A land surveyor ultimately measures the earth using three parameters: distance, direction, and elevation. The industry has come a long way since twelve-man crews pulling chains across the prairies. Technology allows a two-man field crew exponential productivity and accuracy.
An electronic distance measurer (EDM) and data collector are now considered conventional equipment. They are used when a line of sight is available and sub-hundredth accuracy is required. The growing trend today is Robotic EDM, allowing a one-person crew to survey accurately without the need of an Instrument man.
Another breakthrough in the past 15 years is the use of global navigation satellite system (GNSS). This system works best when there is a clear view of the sky and sub-tenth accuracy is required. The most accurate GNSS setup is stationary, called static. The most convenient data collection setup is known as real time kinetic (RTK). Although mobile, it is not very accurate. When the two setups are combined, known as a base with a rover, GNSS becomes accurate and mobile.
By far, the most accurate piece of equipment a surveyor uses is a level. Although it is rarely used in horizontal measurement, it must be used to guarantee elevations. The curvature of the earth distorts vertical measurements in as little as 300 feet!
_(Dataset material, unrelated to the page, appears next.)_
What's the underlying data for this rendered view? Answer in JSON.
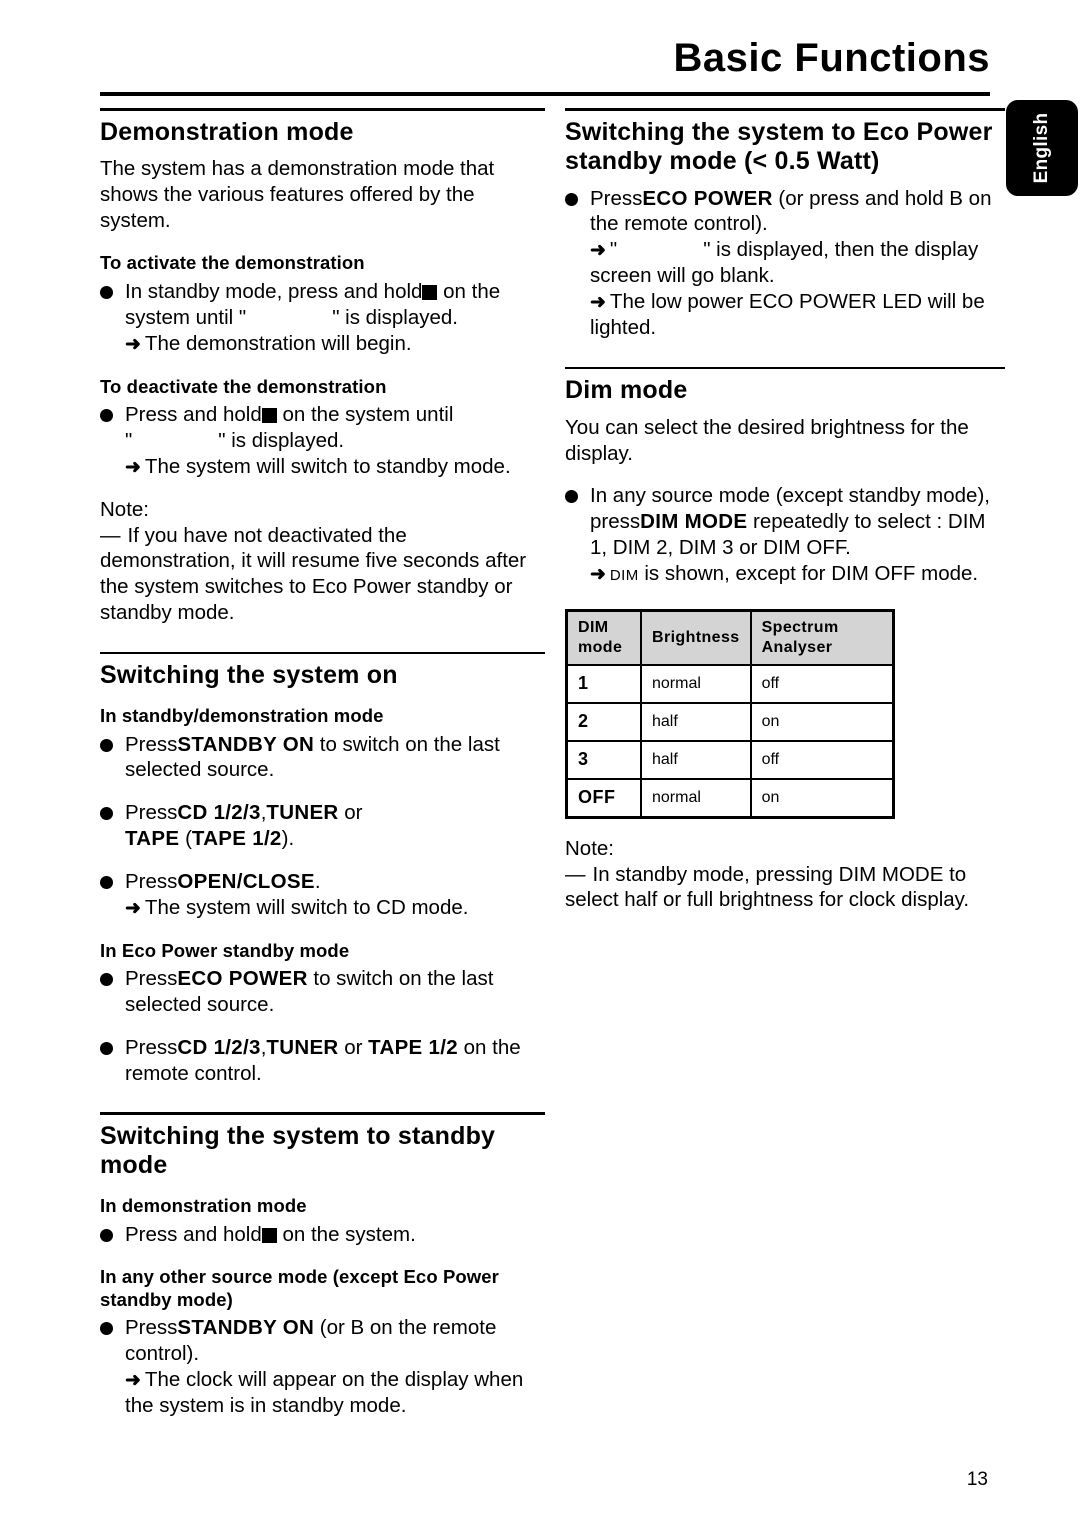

Good practice, redundant readings, and data reduction will produce accurate elevations even miles from a known benchmark.
The data collected in the field must be processed into maps or design plans. With the help of computer aided design (CAD), large amounts of data can be graphically represented to show contours and features and improvements and developments. Extra information, like text or an aerial photograph, can also be added.
The ability to integrate multiple formats of data into a user friendly platform is known as geographical information systems (GIS). Most municipals have their utility systems in this format. Most pipeline companies use aerial images with unit lines overlaid. Most appraisal districts integrate numerical data with parcel maps.
What might take 5 hours in the field to survey, might take 20 hours in the office to produce a legible map or plat.
Texas has a Metes and Bounds survey system, which means we measure boundaries. Measurement is always riddled with error and boundaries are left to interpretation. Engineering is a science, Law is left to the legal system, and Surveyors find themselves somewhere in between. That is why two surveyors often come to differing opinions, and both could be correct.
Legal research is the primary responsibility of a land surveyor. Deeds, unwritten conveyances, easements, testimony, adjacent property owners, and date of the original survey all play important roles in boundary location.
The only recourse to a surveyor’s opinion is through the state’s regulatory Board of Professional Land Surveying and a court of law. Often called as an expert witness, land surveyors do not make warranties or offer opinions as to matters of unwritten title, adverse possession, acquiescence, or estoppels.
The unique combination of outdoorsman, technician, and statesman are what makes land surveying a wonderful career. George Washington made his career as a surveyor before becoming an officer, along with two other presidents carved on Mt. Rushmore.
Most survey personnel have a rewarding career as technicians. Others, the combination of education and experience allow them to take the Fundamentals of Surveying test to become Surveyors in Training. After a lengthy apprenticeship, the state Board will vote on applicants to take a legal exam and an analytical exam. Upon completion, the once rodman with a machete is assigned a seal and can legally determine boundaries as a Registered Professional Land Surveyor.
If this interests you, please contact Southern Survey and Design or your local community college for more information.